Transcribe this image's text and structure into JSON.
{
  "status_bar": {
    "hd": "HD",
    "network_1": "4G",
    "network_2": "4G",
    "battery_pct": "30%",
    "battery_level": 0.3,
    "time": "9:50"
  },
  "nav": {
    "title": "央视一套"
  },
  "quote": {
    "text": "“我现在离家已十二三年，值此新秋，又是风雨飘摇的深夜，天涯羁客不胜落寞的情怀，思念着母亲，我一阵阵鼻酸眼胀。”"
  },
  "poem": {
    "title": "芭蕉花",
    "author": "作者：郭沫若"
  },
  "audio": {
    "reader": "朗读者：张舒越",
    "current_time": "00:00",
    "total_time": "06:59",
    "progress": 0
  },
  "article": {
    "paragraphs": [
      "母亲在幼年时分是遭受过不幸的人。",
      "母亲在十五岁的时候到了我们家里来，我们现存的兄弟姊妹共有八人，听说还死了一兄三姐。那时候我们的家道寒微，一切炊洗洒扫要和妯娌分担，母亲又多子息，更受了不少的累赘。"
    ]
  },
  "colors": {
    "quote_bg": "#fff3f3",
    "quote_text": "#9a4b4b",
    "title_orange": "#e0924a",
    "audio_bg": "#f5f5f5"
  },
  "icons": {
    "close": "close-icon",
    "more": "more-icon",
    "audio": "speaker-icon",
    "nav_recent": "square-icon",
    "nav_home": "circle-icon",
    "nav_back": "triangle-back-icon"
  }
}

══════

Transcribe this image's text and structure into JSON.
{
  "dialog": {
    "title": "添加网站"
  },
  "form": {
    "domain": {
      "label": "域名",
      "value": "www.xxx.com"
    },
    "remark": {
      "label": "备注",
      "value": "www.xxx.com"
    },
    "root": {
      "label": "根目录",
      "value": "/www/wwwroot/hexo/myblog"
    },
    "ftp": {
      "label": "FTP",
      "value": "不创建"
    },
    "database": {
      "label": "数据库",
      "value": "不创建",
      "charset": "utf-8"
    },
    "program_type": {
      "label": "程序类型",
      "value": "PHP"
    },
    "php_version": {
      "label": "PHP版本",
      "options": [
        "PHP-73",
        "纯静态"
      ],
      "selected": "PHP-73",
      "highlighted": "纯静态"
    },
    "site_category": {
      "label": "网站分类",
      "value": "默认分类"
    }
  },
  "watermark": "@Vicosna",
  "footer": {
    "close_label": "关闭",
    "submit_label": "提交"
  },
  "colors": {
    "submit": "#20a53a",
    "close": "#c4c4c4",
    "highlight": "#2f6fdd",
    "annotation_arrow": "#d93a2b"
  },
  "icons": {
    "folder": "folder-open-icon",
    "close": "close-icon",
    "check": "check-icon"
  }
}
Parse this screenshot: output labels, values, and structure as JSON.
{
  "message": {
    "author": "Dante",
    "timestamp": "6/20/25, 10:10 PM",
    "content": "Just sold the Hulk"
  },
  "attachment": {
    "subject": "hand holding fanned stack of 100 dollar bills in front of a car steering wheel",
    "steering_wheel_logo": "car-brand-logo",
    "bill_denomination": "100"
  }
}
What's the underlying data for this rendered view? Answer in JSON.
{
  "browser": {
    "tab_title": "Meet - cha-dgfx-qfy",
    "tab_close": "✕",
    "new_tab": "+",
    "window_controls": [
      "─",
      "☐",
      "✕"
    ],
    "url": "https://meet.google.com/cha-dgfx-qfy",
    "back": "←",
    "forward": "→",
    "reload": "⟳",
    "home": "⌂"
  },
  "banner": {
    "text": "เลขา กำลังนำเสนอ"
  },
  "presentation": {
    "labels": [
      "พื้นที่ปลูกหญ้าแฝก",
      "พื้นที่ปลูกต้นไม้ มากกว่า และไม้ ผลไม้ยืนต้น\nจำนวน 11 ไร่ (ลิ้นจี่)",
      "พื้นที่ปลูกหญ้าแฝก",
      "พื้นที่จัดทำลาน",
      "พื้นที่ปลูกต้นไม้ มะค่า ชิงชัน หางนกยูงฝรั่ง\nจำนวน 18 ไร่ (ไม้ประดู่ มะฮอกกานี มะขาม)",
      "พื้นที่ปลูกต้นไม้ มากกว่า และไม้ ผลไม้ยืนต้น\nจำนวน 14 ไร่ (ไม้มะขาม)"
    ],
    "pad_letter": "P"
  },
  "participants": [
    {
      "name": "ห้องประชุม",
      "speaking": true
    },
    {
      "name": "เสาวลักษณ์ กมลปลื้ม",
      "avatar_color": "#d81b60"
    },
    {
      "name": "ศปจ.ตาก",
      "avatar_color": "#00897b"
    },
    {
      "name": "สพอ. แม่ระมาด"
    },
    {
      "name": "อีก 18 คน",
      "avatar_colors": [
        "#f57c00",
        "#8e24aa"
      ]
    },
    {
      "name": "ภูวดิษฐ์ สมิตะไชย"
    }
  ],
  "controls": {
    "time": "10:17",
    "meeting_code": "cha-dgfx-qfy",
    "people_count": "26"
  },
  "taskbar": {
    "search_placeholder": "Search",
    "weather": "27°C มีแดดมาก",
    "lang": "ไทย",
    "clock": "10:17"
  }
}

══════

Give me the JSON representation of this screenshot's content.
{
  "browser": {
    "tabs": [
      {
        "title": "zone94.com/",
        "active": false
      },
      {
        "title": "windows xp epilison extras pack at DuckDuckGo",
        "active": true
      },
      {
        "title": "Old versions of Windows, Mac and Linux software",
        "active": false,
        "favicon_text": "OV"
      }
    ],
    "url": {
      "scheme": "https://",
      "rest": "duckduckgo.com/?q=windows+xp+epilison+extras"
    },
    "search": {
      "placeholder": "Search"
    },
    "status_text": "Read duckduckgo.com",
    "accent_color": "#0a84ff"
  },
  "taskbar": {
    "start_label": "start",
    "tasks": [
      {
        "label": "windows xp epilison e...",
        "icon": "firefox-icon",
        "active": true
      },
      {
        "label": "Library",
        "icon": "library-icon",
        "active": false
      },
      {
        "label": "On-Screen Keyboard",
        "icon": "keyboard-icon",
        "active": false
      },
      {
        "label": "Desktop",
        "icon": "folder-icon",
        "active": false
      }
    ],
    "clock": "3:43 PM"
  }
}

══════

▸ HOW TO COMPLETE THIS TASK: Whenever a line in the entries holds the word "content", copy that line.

▸ EXERCISE RESPONSE:
    "content": "Just sold the Hulk"
Give me the JSON representation of this screenshot's content.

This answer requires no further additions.